> **AIM OF THE TASK**: Search the records for the string "PRAGMATIC" and copy every line where it turns up.

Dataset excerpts
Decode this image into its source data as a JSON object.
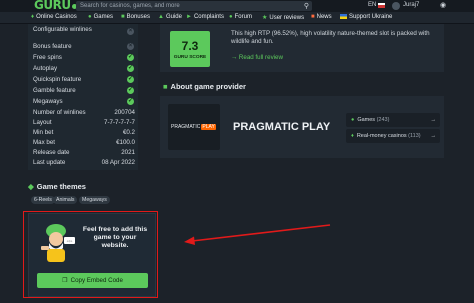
{
  "topbar": {
    "logo": "GURU",
    "search_placeholder": "Search for casinos, games, and more",
    "lang": "EN",
    "username": "Juraj7"
  },
  "nav": {
    "items": [
      {
        "label": "Online Casinos",
        "icon": "casino-icon"
      },
      {
        "label": "Games",
        "icon": "gamepad-icon"
      },
      {
        "label": "Bonuses",
        "icon": "gift-icon"
      },
      {
        "label": "Guide",
        "icon": "guide-icon"
      },
      {
        "label": "Complaints",
        "icon": "megaphone-icon"
      },
      {
        "label": "Forum",
        "icon": "forum-icon"
      },
      {
        "label": "User reviews",
        "icon": "star-icon"
      },
      {
        "label": "News",
        "icon": "news-icon"
      },
      {
        "label": "Support Ukraine",
        "icon": "ukraine-flag-icon"
      }
    ]
  },
  "features": {
    "configurable_winlines": "Configurable winlines",
    "bonus_feature": "Bonus feature",
    "free_spins": "Free spins",
    "autoplay": "Autoplay",
    "quickspin": "Quickspin feature",
    "gamble": "Gamble feature",
    "megaways": "Megaways"
  },
  "details": [
    {
      "label": "Number of winlines",
      "value": "200704"
    },
    {
      "label": "Layout",
      "value": "7-7-7-7-7-7"
    },
    {
      "label": "Min bet",
      "value": "€0.2"
    },
    {
      "label": "Max bet",
      "value": "€100.0"
    },
    {
      "label": "Release date",
      "value": "2021"
    },
    {
      "label": "Last update",
      "value": "08 Apr 2022"
    }
  ],
  "themes": {
    "title": "Game themes",
    "tags": [
      "6-Reels",
      "Animals",
      "Megaways"
    ]
  },
  "embed": {
    "text": "Feel free to add this game to your website.",
    "button": "Copy Embed Code"
  },
  "score": {
    "value": "7.3",
    "label": "GURU SCORE",
    "description": "This high RTP (96.52%), high volatility nature-themed slot is packed with wildlife and fun.",
    "read_full": "Read full review"
  },
  "provider": {
    "section_title": "About game provider",
    "logo_text": "PRAGMATIC",
    "logo_badge": "PLAY",
    "name": "PRAGMATIC PLAY",
    "games_label": "Games",
    "games_count": "(243)",
    "casinos_label": "Real-money casinos",
    "casinos_count": "(113)"
  },
  "colors": {
    "accent_green": "#5cc95c",
    "annotation_red": "#e11a1a",
    "background": "#1c2229"
  }
}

> **ANSWER BOX**:
    "logo_text": "PRAGMATIC",
    "name": "PRAGMATIC PLAY",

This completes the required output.